Leiden researchers have compiled information collected by scientists over the past 120 years into a database of plant-fungal interactions. This important biological data is now freely available for researchers and nature conservationists. Publication in New Phytologist.
Almost all vascular plants have a relationship with a fungus in their roots that allow them to obtain nutrients from the soil. This relationship, called mycorrhiza, is symbiotic, since the fungi too benefit from it. It is so important that most plant species would not be able survive without it.
Until now, information on this symbiotic relationship has been scattered throughout myriad scientific publications. A new database of fungal interactions, available via the Global Biodiversity Information Facility (GBIF) and the PlutoF biodiversity data management platform, combines all knowledge into a single source and allows scientists to acquire a new understanding of the importance of the relationship between plants and soil fungi.
Fundamental aspect of plant life

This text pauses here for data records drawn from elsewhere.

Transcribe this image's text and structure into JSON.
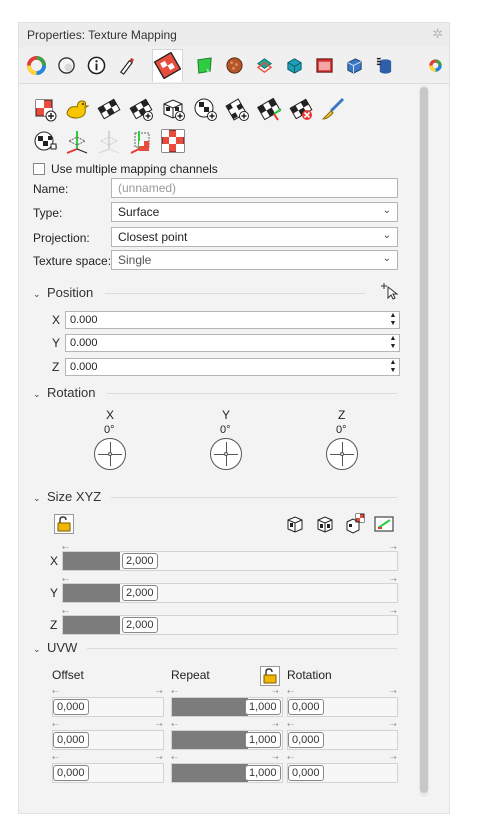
{
  "panel": {
    "title": "Properties: Texture Mapping",
    "settings_icon": "gear-icon"
  },
  "tabs": [
    {
      "name": "material-color-icon",
      "color": "#e53935"
    },
    {
      "name": "environment-sphere-icon",
      "color": "#dddddd"
    },
    {
      "name": "info-icon",
      "color": "#222222"
    },
    {
      "name": "paint-tube-icon",
      "color": "#c0392b"
    },
    {
      "name": "texture-mapping-icon",
      "color": "#e84c3d",
      "selected": true
    },
    {
      "name": "green-decal-icon",
      "color": "#2ecc40"
    },
    {
      "name": "bump-texture-icon",
      "color": "#a0522d"
    },
    {
      "name": "teal-puzzle-icon",
      "color": "#18a999"
    },
    {
      "name": "cyan-object-icon",
      "color": "#1e9fb6"
    },
    {
      "name": "red-window-icon",
      "color": "#d32f2f"
    },
    {
      "name": "blue-box-icon",
      "color": "#3b78c3"
    },
    {
      "name": "cylinder-stack-icon",
      "color": "#2e5fa8"
    },
    {
      "name": "color-wheel-icon",
      "color": "#8e44ad"
    }
  ],
  "mapping_icons_row1": [
    "add-custom-mapping-icon",
    "duck-mapping-icon",
    "planar-mapping-icon",
    "planar-add-icon",
    "box-mapping-icon",
    "spherical-mapping-icon",
    "cylindrical-mapping-icon",
    "surface-mapping-icon",
    "remove-mapping-icon",
    "brush-icon"
  ],
  "mapping_icons_row2": [
    "sphere-mapping-icon",
    "widget-show-icon",
    "widget-hide-icon",
    "widget-edit-icon",
    "red-checker-icon"
  ],
  "use_multiple_channels": {
    "label": "Use multiple mapping channels",
    "checked": false
  },
  "name": {
    "label": "Name:",
    "placeholder": "(unnamed)",
    "value": ""
  },
  "type": {
    "label": "Type:",
    "value": "Surface"
  },
  "projection": {
    "label": "Projection:",
    "value": "Closest point"
  },
  "texture_space": {
    "label": "Texture space:",
    "value": "Single"
  },
  "position": {
    "title": "Position",
    "pick_icon": "pick-point-icon",
    "x": {
      "label": "X",
      "value": "0.000"
    },
    "y": {
      "label": "Y",
      "value": "0.000"
    },
    "z": {
      "label": "Z",
      "value": "0.000"
    }
  },
  "rotation": {
    "title": "Rotation",
    "x": {
      "label": "X",
      "value": "0°"
    },
    "y": {
      "label": "Y",
      "value": "0°"
    },
    "z": {
      "label": "Z",
      "value": "0°"
    }
  },
  "size": {
    "title": "Size XYZ",
    "lock_icon": "lock-open-icon",
    "tools": [
      "box-view-1-icon",
      "box-view-2-icon",
      "uniform-scale-icon",
      "fit-edit-icon"
    ],
    "x": {
      "label": "X",
      "value": "2,000",
      "fill": 0.17
    },
    "y": {
      "label": "Y",
      "value": "2,000",
      "fill": 0.17
    },
    "z": {
      "label": "Z",
      "value": "2,000",
      "fill": 0.17
    }
  },
  "uvw": {
    "title": "UVW",
    "offset_label": "Offset",
    "repeat_label": "Repeat",
    "rotation_label": "Rotation",
    "lock_icon": "lock-open-icon",
    "rows": [
      {
        "offset": "0,000",
        "repeat": "1,000",
        "rotation": "0,000"
      },
      {
        "offset": "0,000",
        "repeat": "1,000",
        "rotation": "0,000"
      },
      {
        "offset": "0,000",
        "repeat": "1,000",
        "rotation": "0,000"
      }
    ]
  }
}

Root fungi not only help plants to obtain nutrients from the soil, but the types of mycorrhiza available and their abundance in plant roots can have a large influence on plant life in general. Research has shown that types and intensity of mycorrhiza in an ecosystem can drastically affect plant biodiversity. Studies have even shown that mycorrhizal fungi can influence how much carbon an ecosystem can store in the soil.